As with other novels, once he had found his subject, Coetzee embarked on a reading campaign to flesh out the treatment. In his notebook he began to list themes and quotations: on death and despair (Kierkegard, Henry James, Boris Pasternak on suicide); on art (Flaubert is quoted as saying, "In days gone by people thought that only sugar cane yielded sugar. Nowadays they get it from practically everything; it's the same way with poetry."); on pleasure (Roland Barthes); on Tantrism (Octavio Paz); on space (Henri Bergson); on sound (Walter Ong); on Madame Bovary (Leo Bersani); on dreams (Freud). Ong is quoted as saying, "Barbarians turn out rather regularly to be the custodians...of the culture on which they prey." He reads Paul Ricoeur on the body; Simone de Beauvoir on what it means for a woman to be "dressed;" George Steiner on fantasies of invasion. Simone Weil's aphorism finds its way into the text: "the crime which is latent in us we must inflict on ourselves."

The early drafts were done by hand, but the first typescript would have been produced in Austin. Coetzee spent the spring semester of 1979 at The University of Texas at Austin on sabbatical leave from the University of Cape Town, attending seminars on syntax in the Department of Linguistics. The period in Austin was followed by a further three months in Berkeley, California.
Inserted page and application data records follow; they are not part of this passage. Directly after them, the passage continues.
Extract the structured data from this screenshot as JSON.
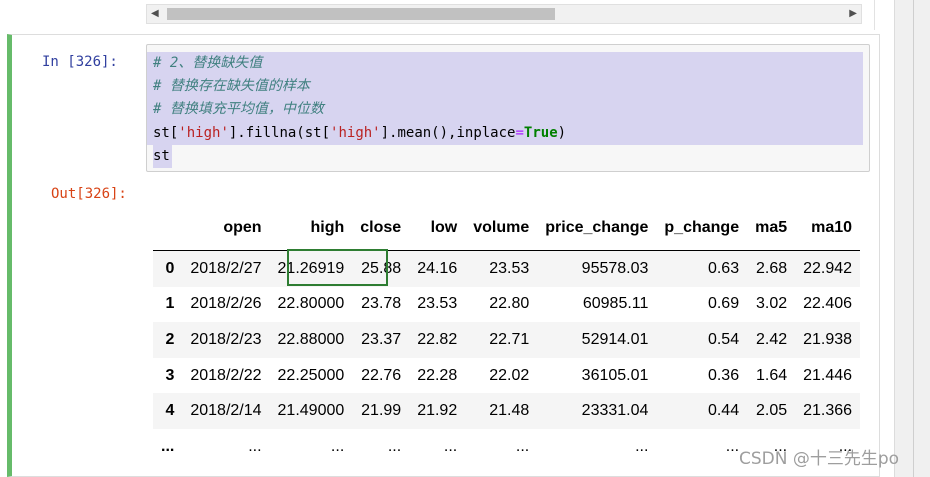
{
  "scroll": {
    "left_arrow": "◀",
    "right_arrow": "▶"
  },
  "cell": {
    "in_prompt": "In  [326]:",
    "out_prompt": "Out[326]:",
    "code": {
      "comment1": "# 2、替换缺失值",
      "comment2": "# 替换存在缺失值的样本",
      "comment3": "# 替换填充平均值，中位数",
      "line4": {
        "a": "st[",
        "s1": "'high'",
        "b": "].fillna(st[",
        "s2": "'high'",
        "c": "].mean(),inplace",
        "eq": "=",
        "kw": "True",
        "d": ")"
      },
      "line5": "st"
    }
  },
  "table": {
    "columns": [
      "",
      "open",
      "high",
      "close",
      "low",
      "volume",
      "price_change",
      "p_change",
      "ma5",
      "ma10"
    ],
    "rows": [
      [
        "0",
        "2018/2/27",
        "21.26919",
        "25.88",
        "24.16",
        "23.53",
        "95578.03",
        "0.63",
        "2.68",
        "22.942"
      ],
      [
        "1",
        "2018/2/26",
        "22.80000",
        "23.78",
        "23.53",
        "22.80",
        "60985.11",
        "0.69",
        "3.02",
        "22.406"
      ],
      [
        "2",
        "2018/2/23",
        "22.88000",
        "23.37",
        "22.82",
        "22.71",
        "52914.01",
        "0.54",
        "2.42",
        "21.938"
      ],
      [
        "3",
        "2018/2/22",
        "22.25000",
        "22.76",
        "22.28",
        "22.02",
        "36105.01",
        "0.36",
        "1.64",
        "21.446"
      ],
      [
        "4",
        "2018/2/14",
        "21.49000",
        "21.99",
        "21.92",
        "21.48",
        "23331.04",
        "0.44",
        "2.05",
        "21.366"
      ],
      [
        "...",
        "...",
        "...",
        "...",
        "...",
        "...",
        "...",
        "...",
        "...",
        "..."
      ]
    ]
  },
  "watermark": "CSDN @十三先生po"
}
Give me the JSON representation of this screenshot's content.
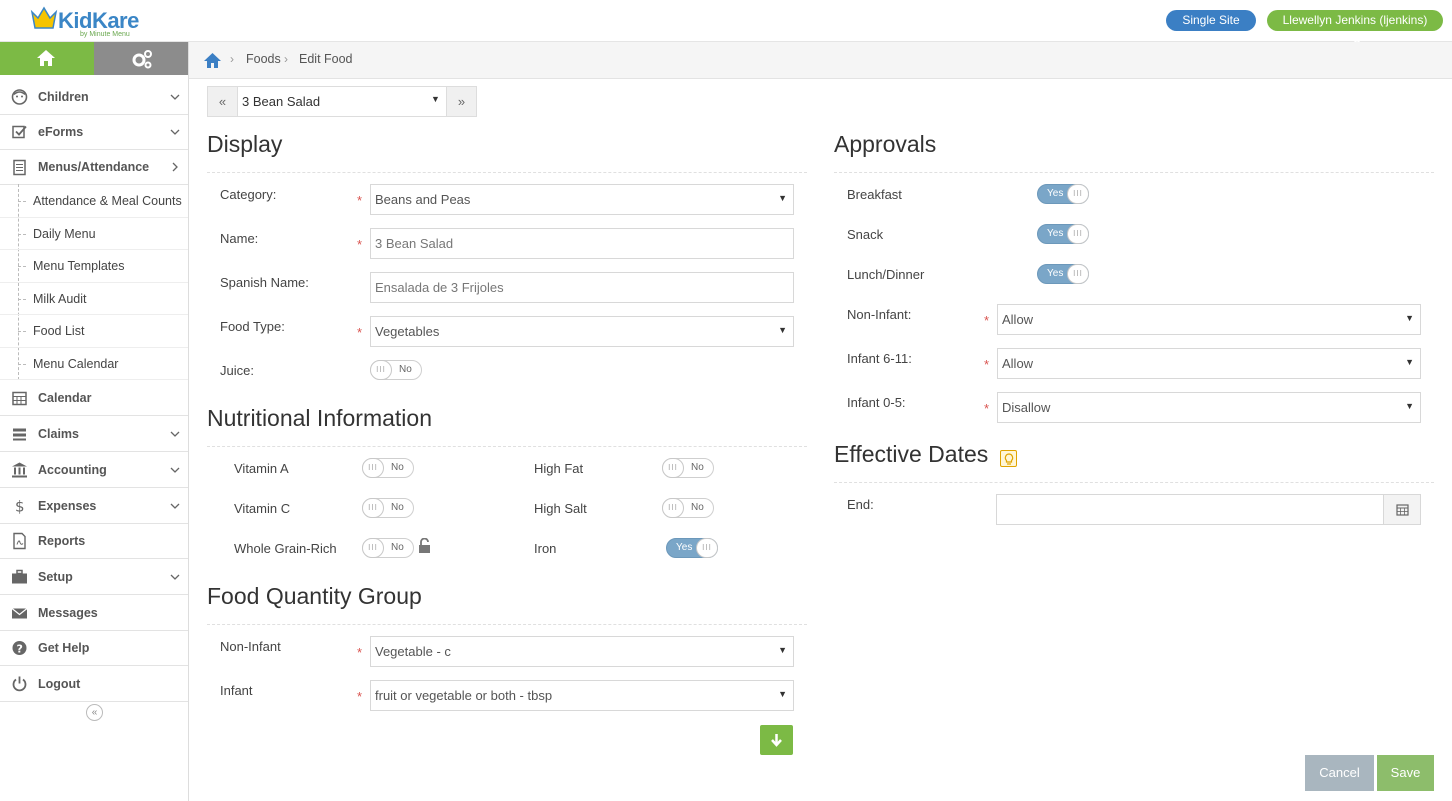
{
  "header": {
    "brand": "KidKare",
    "brand_sub": "by Minute Menu",
    "site_button": "Single Site",
    "user_button": "Llewellyn Jenkins (ljenkins)"
  },
  "sidebar": {
    "items": [
      {
        "label": "Children",
        "icon": "child-face-icon"
      },
      {
        "label": "eForms",
        "icon": "checkbox-icon"
      },
      {
        "label": "Menus/Attendance",
        "icon": "clipboard-icon"
      },
      {
        "label": "Calendar",
        "icon": "calendar-icon"
      },
      {
        "label": "Claims",
        "icon": "list-icon"
      },
      {
        "label": "Accounting",
        "icon": "bank-icon"
      },
      {
        "label": "Expenses",
        "icon": "dollar-icon"
      },
      {
        "label": "Reports",
        "icon": "pdf-icon"
      },
      {
        "label": "Setup",
        "icon": "briefcase-icon"
      },
      {
        "label": "Messages",
        "icon": "envelope-icon"
      },
      {
        "label": "Get Help",
        "icon": "question-icon"
      },
      {
        "label": "Logout",
        "icon": "power-icon"
      }
    ],
    "sub_items": [
      "Attendance & Meal Counts",
      "Daily Menu",
      "Menu Templates",
      "Milk Audit",
      "Food List",
      "Menu Calendar"
    ]
  },
  "breadcrumb": {
    "items": [
      "Foods",
      "Edit Food"
    ]
  },
  "food_nav": {
    "selected": "3 Bean Salad"
  },
  "display": {
    "title": "Display",
    "category_label": "Category:",
    "category_value": "Beans and Peas",
    "name_label": "Name:",
    "name_value": "3 Bean Salad",
    "spanish_label": "Spanish Name:",
    "spanish_placeholder": "Ensalada de 3 Frijoles",
    "food_type_label": "Food Type:",
    "food_type_value": "Vegetables",
    "juice_label": "Juice:"
  },
  "nutrition": {
    "title": "Nutritional Information",
    "vitamin_a": "Vitamin A",
    "vitamin_c": "Vitamin C",
    "whole_grain": "Whole Grain-Rich",
    "high_fat": "High Fat",
    "high_salt": "High Salt",
    "iron": "Iron"
  },
  "quantity": {
    "title": "Food Quantity Group",
    "non_infant_label": "Non-Infant",
    "non_infant_value": "Vegetable - c",
    "infant_label": "Infant",
    "infant_value": "fruit or vegetable or both - tbsp"
  },
  "approvals": {
    "title": "Approvals",
    "breakfast": "Breakfast",
    "snack": "Snack",
    "lunch": "Lunch/Dinner",
    "non_infant_label": "Non-Infant:",
    "non_infant_value": "Allow",
    "infant611_label": "Infant 6-11:",
    "infant611_value": "Allow",
    "infant05_label": "Infant 0-5:",
    "infant05_value": "Disallow"
  },
  "effective": {
    "title": "Effective Dates",
    "end_label": "End:"
  },
  "toggles": {
    "yes": "Yes",
    "no": "No",
    "knob": "III"
  },
  "buttons": {
    "cancel": "Cancel",
    "save": "Save"
  },
  "colors": {
    "green": "#7cba45",
    "blue": "#3b7fc4",
    "toggle_on": "#7aa6c8"
  }
}
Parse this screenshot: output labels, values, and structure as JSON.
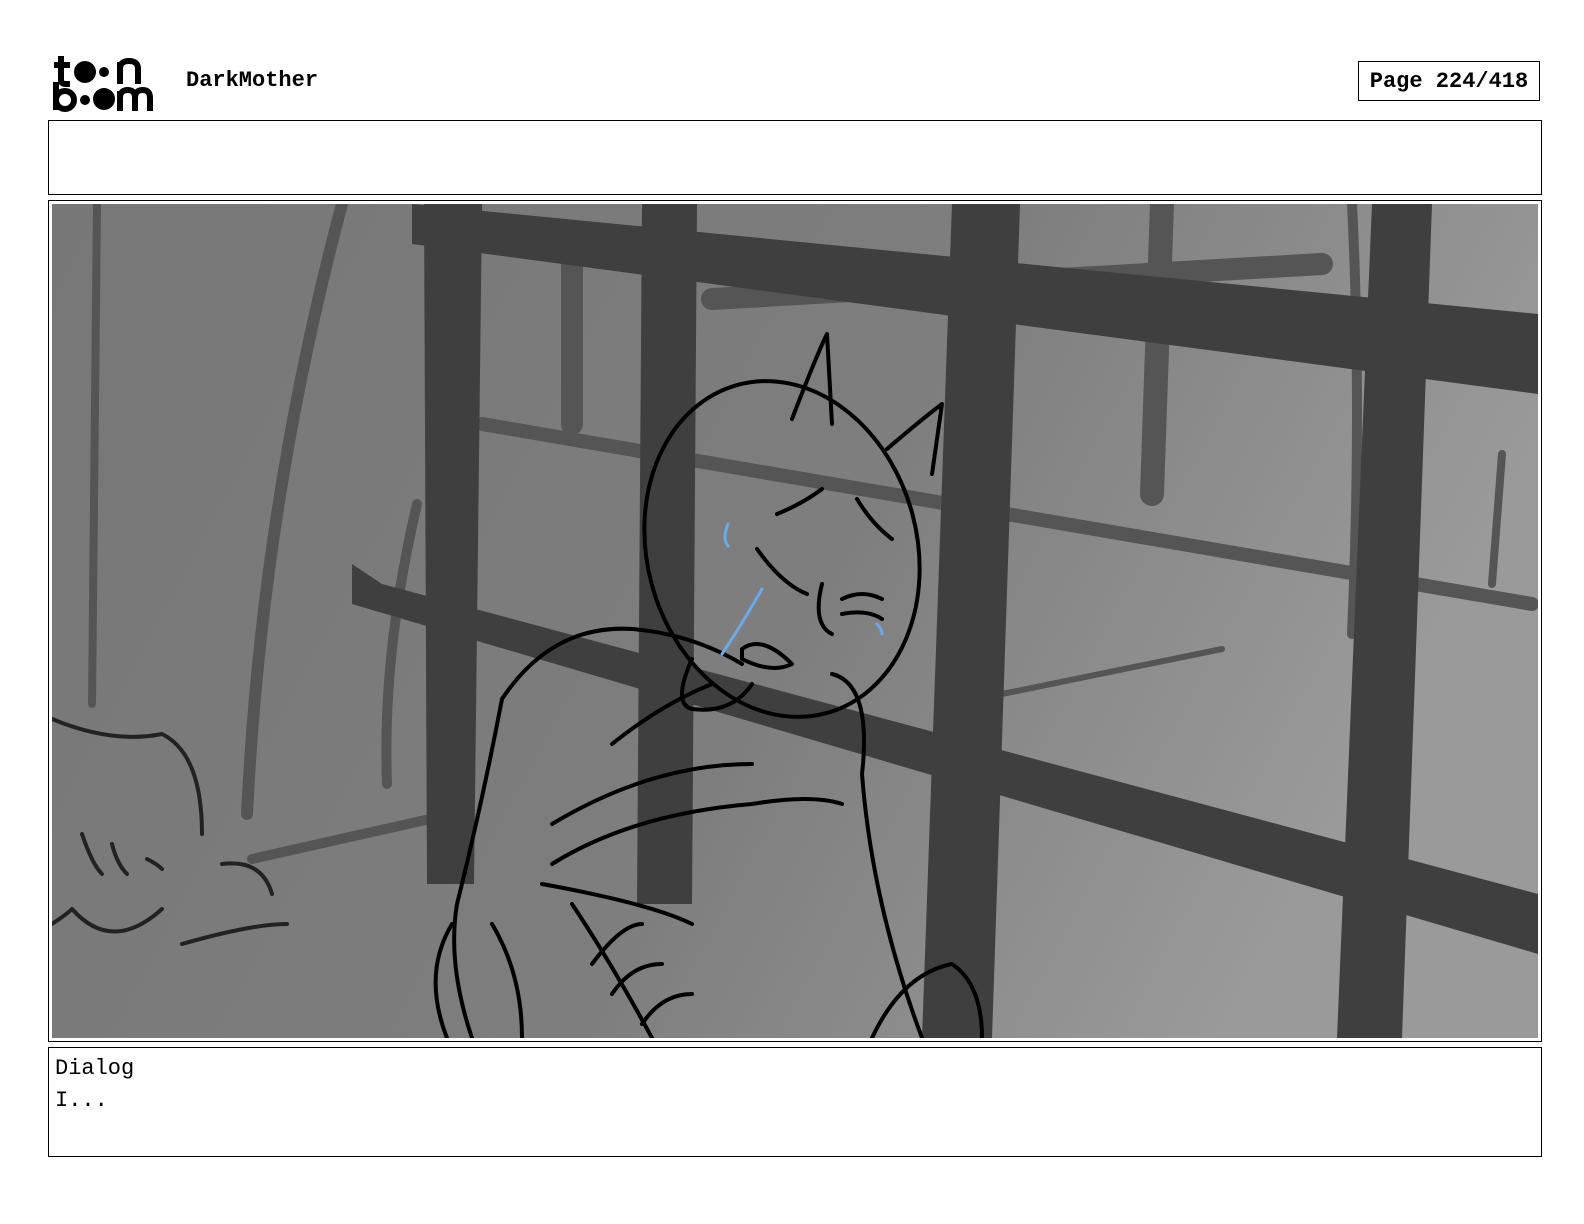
{
  "header": {
    "logo": {
      "text_line1": "toon",
      "text_line2": "boom"
    },
    "project_title": "DarkMother",
    "page_counter": "Page 224/418"
  },
  "notes": "",
  "panel": {
    "image_semantic": "storyboard-sketch",
    "colors": {
      "background": "#7d7d7d",
      "bars": "#3f3f3f",
      "line": "#000000",
      "tears": "#6fa8e8"
    }
  },
  "dialog": {
    "heading": "Dialog",
    "text": "I..."
  }
}
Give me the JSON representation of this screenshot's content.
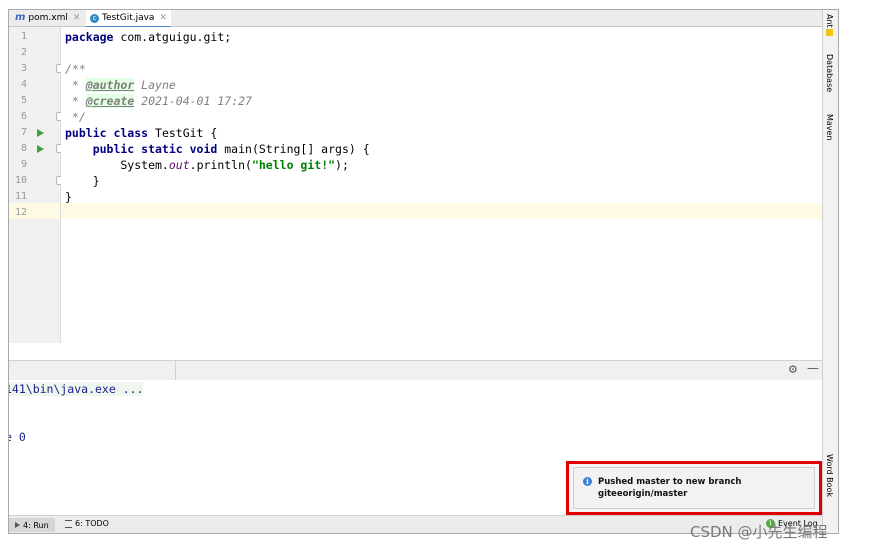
{
  "tabs": [
    {
      "label": "pom.xml",
      "icon": "maven-file-icon"
    },
    {
      "label": "TestGit.java",
      "icon": "java-class-icon"
    }
  ],
  "line_numbers": [
    "1",
    "2",
    "3",
    "4",
    "5",
    "6",
    "7",
    "8",
    "9",
    "10",
    "11",
    "12"
  ],
  "code": {
    "l1_kw": "package",
    "l1_rest": " com.atguigu.git;",
    "l3": "/**",
    "l4_star": " * ",
    "l4_tag": "@author",
    "l4_val": " Layne",
    "l5_star": " * ",
    "l5_tag": "@create",
    "l5_val": " 2021-04-01 17:27",
    "l6": " */",
    "l7_kw": "public class",
    "l7_rest": " TestGit {",
    "l8_kw": "    public static void",
    "l8_rest": " main(String[] args) {",
    "l9_a": "        System.",
    "l9_field": "out",
    "l9_b": ".println(",
    "l9_str": "\"hello git!\"",
    "l9_c": ");",
    "l10": "    }",
    "l11": "}"
  },
  "right_tools": [
    "Ant",
    "Database",
    "Maven",
    "Word Book"
  ],
  "console": {
    "line1": "141\\bin\\java.exe ...",
    "line2": "e 0"
  },
  "bottom_tools": {
    "run_label": "4: Run",
    "todo_label": "6: TODO",
    "event_log_label": "Event Log"
  },
  "notification": {
    "line1": "Pushed master to new branch",
    "line2": "giteeorigin/master"
  },
  "watermark": "CSDN @小先生编程"
}
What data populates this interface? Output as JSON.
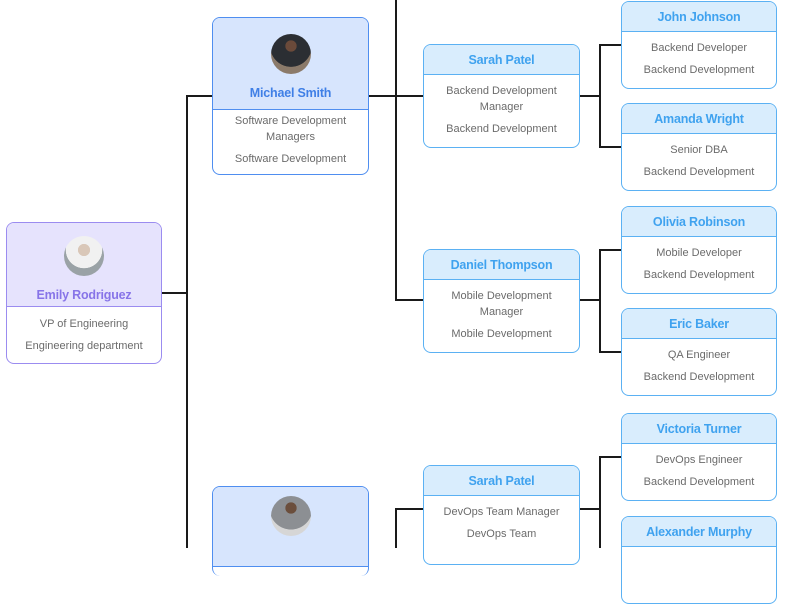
{
  "root": {
    "name": "Emily Rodriguez",
    "title": "VP of Engineering",
    "department": "Engineering department",
    "avatar": "person-photo-icon"
  },
  "managers": [
    {
      "name": "Michael Smith",
      "title_line1": "Software Development",
      "title_line2": "Managers",
      "department": "Software Development",
      "avatar": "person-photo-icon"
    },
    {
      "name": "",
      "avatar": "person-photo-icon"
    }
  ],
  "team_leads": [
    {
      "name": "Sarah Patel",
      "title_line1": "Backend Development",
      "title_line2": "Manager",
      "department": "Backend Development"
    },
    {
      "name": "Daniel Thompson",
      "title_line1": "Mobile Development",
      "title_line2": "Manager",
      "department": "Mobile Development"
    },
    {
      "name": "Sarah Patel",
      "title_line1": "DevOps Team Manager",
      "title_line2": "",
      "department": "DevOps Team"
    }
  ],
  "members": [
    {
      "name": "John Johnson",
      "title": "Backend Developer",
      "department": "Backend Development"
    },
    {
      "name": "Amanda Wright",
      "title": "Senior DBA",
      "department": "Backend Development"
    },
    {
      "name": "Olivia Robinson",
      "title": "Mobile Developer",
      "department": "Backend Development"
    },
    {
      "name": "Eric Baker",
      "title": "QA Engineer",
      "department": "Backend Development"
    },
    {
      "name": "Victoria Turner",
      "title": "DevOps Engineer",
      "department": "Backend Development"
    },
    {
      "name": "Alexander Murphy",
      "title": "",
      "department": ""
    }
  ],
  "colors": {
    "root_border": "#9b8cf0",
    "root_fill": "#e6e3fd",
    "manager_border": "#4f8ef0",
    "manager_fill": "#d7e5fd",
    "member_border": "#5bb1f3",
    "member_fill": "#d9edfd",
    "connector": "#1a1a1a"
  }
}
By the time he returned to Cape Town in September 1979, the novel was complete—at which point, he immediately started drafting the next one, Life and Times of Michael K., which would win him the Booker Prize.  

South African by birth, David Attwell is Professor of English at the University of York in the U.K. His work on the J. M. Coetzee papers at the Ransom Center is supported by Britain's Leverhulme Foundation.

Learn more about 2013–2014 fellowship recipients and their topics

Table of Contents